An informational interview is a meeting between someone interested in learning more about a career, and someone working in that career. The main point of these conversations is to learn. They’re not meant to ask about job openings or help getting a referral, but are instead used as an opportunity to ask questions and benefit from others' knowledge and experiences.

These conversations allow students to explore different career paths, industries, and company cultures from the people who have experienced it first-hand. They often even have the potential of opening up new doors, opportunities, and allowing individuals to expand their network.


Now, it’s time to talk about the fun part.
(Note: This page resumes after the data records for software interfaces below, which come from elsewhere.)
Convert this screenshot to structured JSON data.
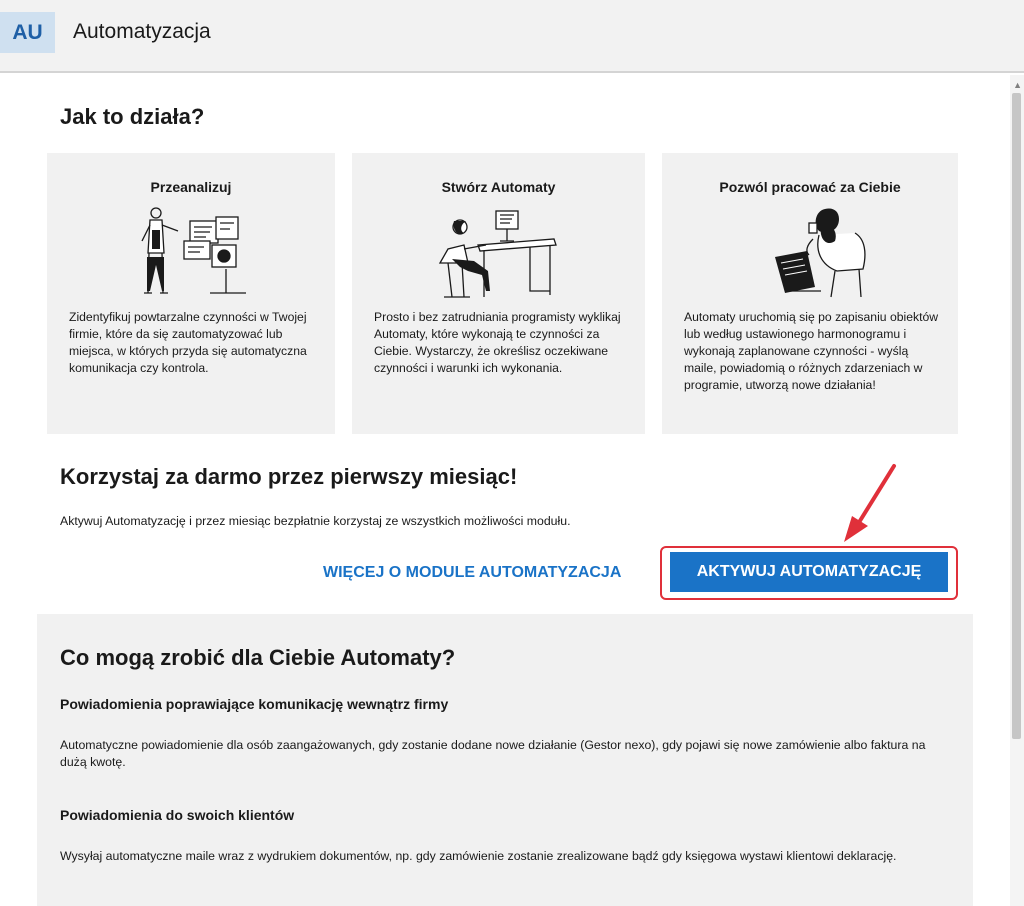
{
  "header": {
    "badge": "AU",
    "title": "Automatyzacja"
  },
  "how": {
    "title": "Jak to działa?",
    "cards": [
      {
        "title": "Przeanalizuj",
        "icon": "analyst-dashboard-illustration",
        "text": "Zidentyfikuj powtarzalne czynności w Twojej firmie, które da się zautomatyzować lub miejsca, w których przyda się automatyczna komunikacja czy kontrola."
      },
      {
        "title": "Stwórz Automaty",
        "icon": "desk-worker-illustration",
        "text": "Prosto i bez zatrudniania programisty wyklikaj Automaty, które wykonają te czynności za Ciebie. Wystarczy, że określisz oczekiwane czynności i warunki ich wykonania."
      },
      {
        "title": "Pozwól pracować za Ciebie",
        "icon": "relaxed-laptop-user-illustration",
        "text": "Automaty uruchomią się po zapisaniu obiektów lub według ustawionego harmonogramu i wykonają zaplanowane czynności - wyślą maile, powiadomią o różnych zdarzeniach w programie, utworzą nowe działania!"
      }
    ]
  },
  "promo": {
    "title": "Korzystaj za darmo przez pierwszy miesiąc!",
    "text": "Aktywuj Automatyzację i przez miesiąc bezpłatnie korzystaj ze wszystkich możliwości modułu.",
    "more_link": "WIĘCEJ O MODULE AUTOMATYZACJA",
    "activate_button": "AKTYWUJ AUTOMATYZACJĘ",
    "highlight_color": "#e0303a",
    "accent_color": "#1a73c7"
  },
  "features": {
    "title": "Co mogą zrobić dla Ciebie Automaty?",
    "items": [
      {
        "title": "Powiadomienia poprawiające komunikację wewnątrz firmy",
        "text": "Automatyczne powiadomienie dla osób zaangażowanych, gdy zostanie dodane nowe działanie (Gestor nexo), gdy pojawi się nowe zamówienie albo faktura na dużą kwotę."
      },
      {
        "title": "Powiadomienia do swoich klientów",
        "text": "Wysyłaj automatyczne maile wraz z wydrukiem dokumentów, np. gdy zamówienie zostanie zrealizowane bądź gdy księgowa wystawi klientowi deklarację."
      }
    ]
  }
}
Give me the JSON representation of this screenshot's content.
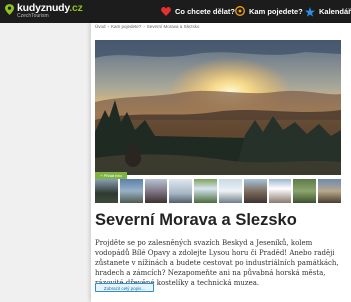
{
  "header": {
    "logo_text": "kudyznudy",
    "logo_tld": ".cz",
    "logo_sub": "CzechTourism",
    "nav": [
      {
        "label": "Co chcete dělat?",
        "icon": "heart-icon"
      },
      {
        "label": "Kam pojedete?",
        "icon": "location-pin-icon"
      },
      {
        "label": "Kalendář a",
        "icon": "star-icon"
      }
    ]
  },
  "breadcrumb": [
    "Úvod",
    "Kam pojedete?",
    "Severní Morava a Slezsko"
  ],
  "gallery": {
    "button_label": "+ Přidat foto",
    "thumbnail_count": 10
  },
  "page": {
    "title": "Severní Morava a Slezsko",
    "description": "Projděte se po zalesněných svazích Beskyd a Jeseníků, kolem vodopádů Bílé Opavy a zdolejte Lysou horu či Praděd! Anebo raději zůstanete v nížinách a budete cestovat po industriálních památkách, hradech a zámcích? Nezapomeňte ani na půvabná horská města, rázovité dřevěné kostelíky a technická muzea.",
    "more_button": "Zobrazit celý popis..."
  },
  "colors": {
    "topbar": "#1c1c1c",
    "accent_green": "#7cb342",
    "heart": "#e5302f",
    "pin": "#f2a21b",
    "star": "#2b8ee8",
    "link_blue": "#2a90d0"
  }
}
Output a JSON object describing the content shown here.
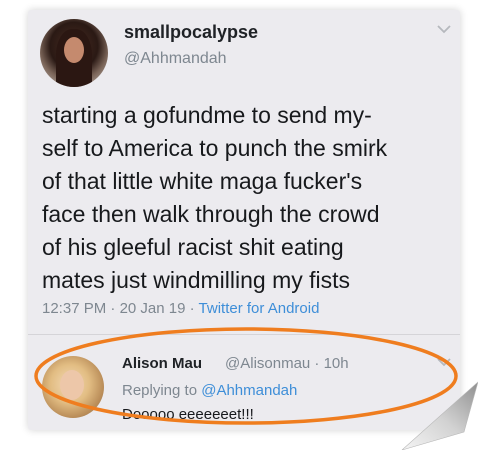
{
  "main_tweet": {
    "display_name": "smallpocalypse",
    "handle": "@Ahhmandah",
    "text": "starting a gofundme to send my-\nself to America to punch the smirk\nof that little white maga fucker's\nface then walk through the crowd\nof his gleeful racist shit eating\nmates just windmilling my fists",
    "time": "12:37 PM",
    "date": "20 Jan 19",
    "source": "Twitter for Android",
    "separator": "·"
  },
  "reply_tweet": {
    "display_name": "Alison Mau",
    "handle_time": "@Alisonmau · 10h",
    "replying_prefix": "Replying to",
    "replying_to": "@Ahhmandah",
    "text": "Dooooo eeeeeeet!!!"
  },
  "colors": {
    "background": "#ecebef",
    "link": "#3e8ed8",
    "muted": "#7e8790",
    "highlight": "#ef7d1f"
  },
  "icons": {
    "main_menu": "chevron-down-icon",
    "reply_menu": "chevron-down-icon",
    "curl": "page-curl-icon"
  }
}
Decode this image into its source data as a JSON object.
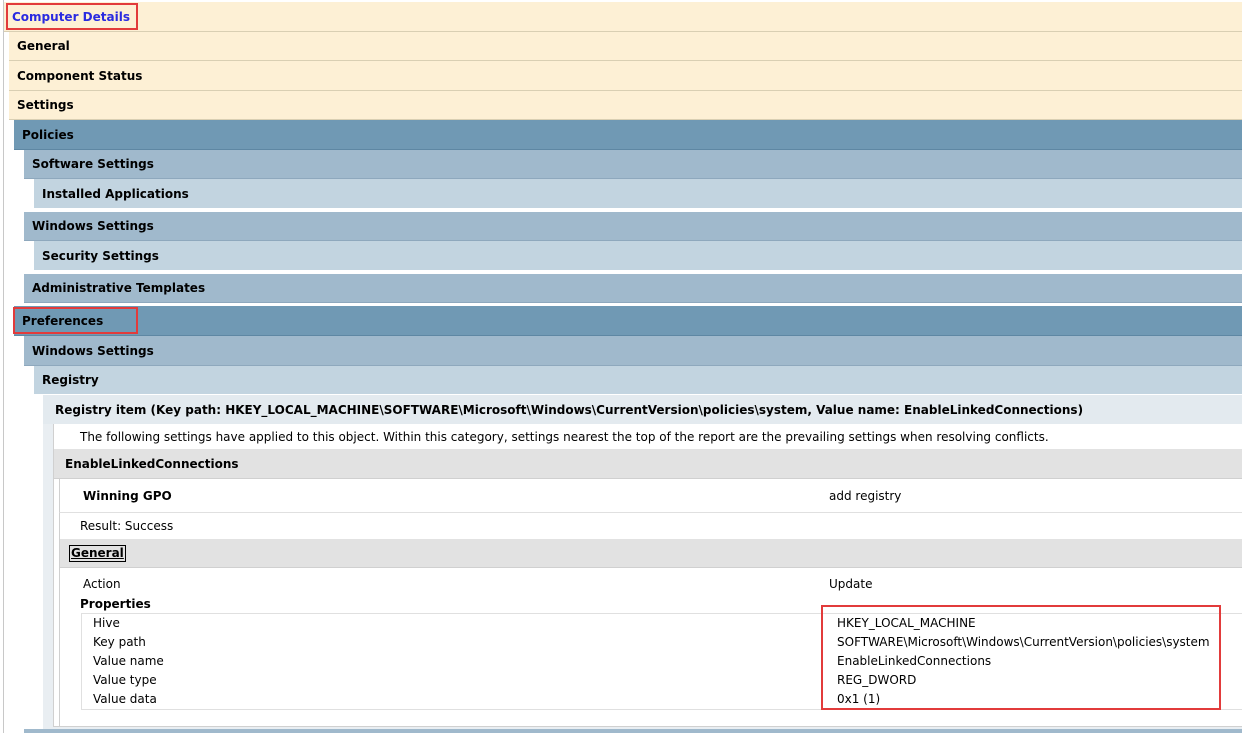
{
  "header": {
    "title": "Computer Details"
  },
  "sections": {
    "general": "General",
    "component_status": "Component Status",
    "settings": "Settings",
    "policies": "Policies",
    "software_settings": "Software Settings",
    "installed_applications": "Installed Applications",
    "windows_settings": "Windows Settings",
    "security_settings": "Security Settings",
    "administrative_templates": "Administrative Templates",
    "preferences": "Preferences",
    "pref_windows_settings": "Windows Settings",
    "registry": "Registry",
    "registry_item": "Registry item (Key path: HKEY_LOCAL_MACHINE\\SOFTWARE\\Microsoft\\Windows\\CurrentVersion\\policies\\system, Value name: EnableLinkedConnections)"
  },
  "detail": {
    "note": "The following settings have applied to this object. Within this category, settings nearest the top of the report are the prevailing settings when resolving conflicts.",
    "item_name": "EnableLinkedConnections",
    "winning_gpo_label": "Winning GPO",
    "winning_gpo_value": "add registry",
    "result": "Result: Success",
    "general_link": "General",
    "action_label": "Action",
    "action_value": "Update",
    "properties_label": "Properties",
    "properties": [
      {
        "name": "Hive",
        "value": "HKEY_LOCAL_MACHINE"
      },
      {
        "name": "Key path",
        "value": "SOFTWARE\\Microsoft\\Windows\\CurrentVersion\\policies\\system"
      },
      {
        "name": "Value name",
        "value": "EnableLinkedConnections"
      },
      {
        "name": "Value type",
        "value": "REG_DWORD"
      },
      {
        "name": "Value data",
        "value": "0x1 (1)"
      }
    ]
  },
  "colors": {
    "tan": "#fdf0d5",
    "dark_blue": "#7099b4",
    "mid_blue": "#a0b9cc",
    "light_blue": "#c2d4e0",
    "highlight_red": "#e23b3b",
    "title_blue": "#2a2ae0"
  }
}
The actual interview and the opportunity to ask questions about the professional’s role, industry, and overall career.

The best advice for this portion is to do your research. Take the time to research their organization, career path, role, and region they work in. Not only will this impress them and show your interest, but it will also lead to a more exciting and beneficial conversation.

Here are 10 sample questions to get the conversation going:

1. Can you please describe your typical day and the types of projects you work on?

2. What do you enjoy most about the work you do? / What are you most excited about right now?

3. What do you like least about your work?

4. What kinds of problems do you deal with?

5. How does your job affect your general lifestyle?

6. How relevant to your work is your undergraduate major?

7. What do you wish you had known about your career field when you were in college?

8. What skills, abilities, and personal attributes are essential to success in your job/this field?

9. Are there specific skill sets or training that would make someone more competitive than the typical college graduate?

10. Can you suggest anyone else I could contact for additional information?

Finally wrap things up at the end of your agreed upon time, and thank them. Then send a follow-up thank you note. And in the future (typically 3-4 months), reach out again with an update and catch up.

Take Aways:

All in all, informational interviews are one of the most valuable opportunities to understand if a career path seems like an appropriate fit for someone. And a brief 20-30 minute conversation may even open up roles people didn’t know existed.

Take advantage of this opportunity, and reach out to people! The worst they can say is no, and most people love talking about what they do.

It is very important to figure out what it is you enjoy, and there is no better time than now to figure that out. Steve Jobs once stated “your work is going to fill a large part of your life, and the only way to be truly satisfied is to do what you believe is great work. And the only way to do great work is to love what you do. If you haven't found it yet, keep looking.”

In other words, try to figure out what type of work makes you happy. And a great way to help figure that out is to conduct informational interviews.